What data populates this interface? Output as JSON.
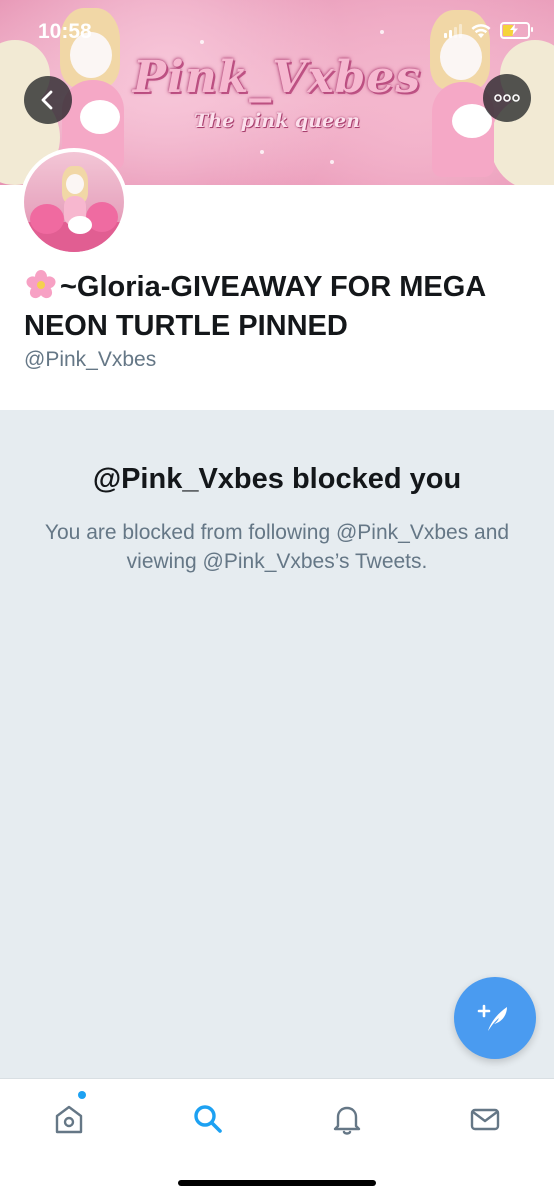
{
  "status_bar": {
    "time": "10:58"
  },
  "banner": {
    "title": "Pink_Vxbes",
    "subtitle": "The pink queen"
  },
  "profile": {
    "display_name_emoji": "cherry-blossom-emoji",
    "display_name": "~Gloria-GIVEAWAY FOR MEGA NEON TURTLE PINNED",
    "handle": "@Pink_Vxbes"
  },
  "blocked": {
    "title": "@Pink_Vxbes blocked you",
    "message": "You are blocked from following @Pink_Vxbes and viewing @Pink_Vxbes’s Tweets."
  },
  "icons": {
    "back": "chevron-left-icon",
    "more": "more-icon",
    "compose": "compose-tweet-icon",
    "home": "home-icon",
    "search": "search-icon",
    "notifications": "bell-icon",
    "messages": "envelope-icon"
  },
  "colors": {
    "accent": "#1da1f2",
    "fab": "#4a9bf0",
    "panel_background": "#e6ecf0",
    "secondary_text": "#657786",
    "primary_text": "#14171a"
  },
  "tab_bar": {
    "active_tab": "search",
    "home_has_new_content": true
  }
}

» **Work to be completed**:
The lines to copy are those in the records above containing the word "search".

» **Answer to this exercise**:
    "search": "search-icon",
    "active_tab": "search",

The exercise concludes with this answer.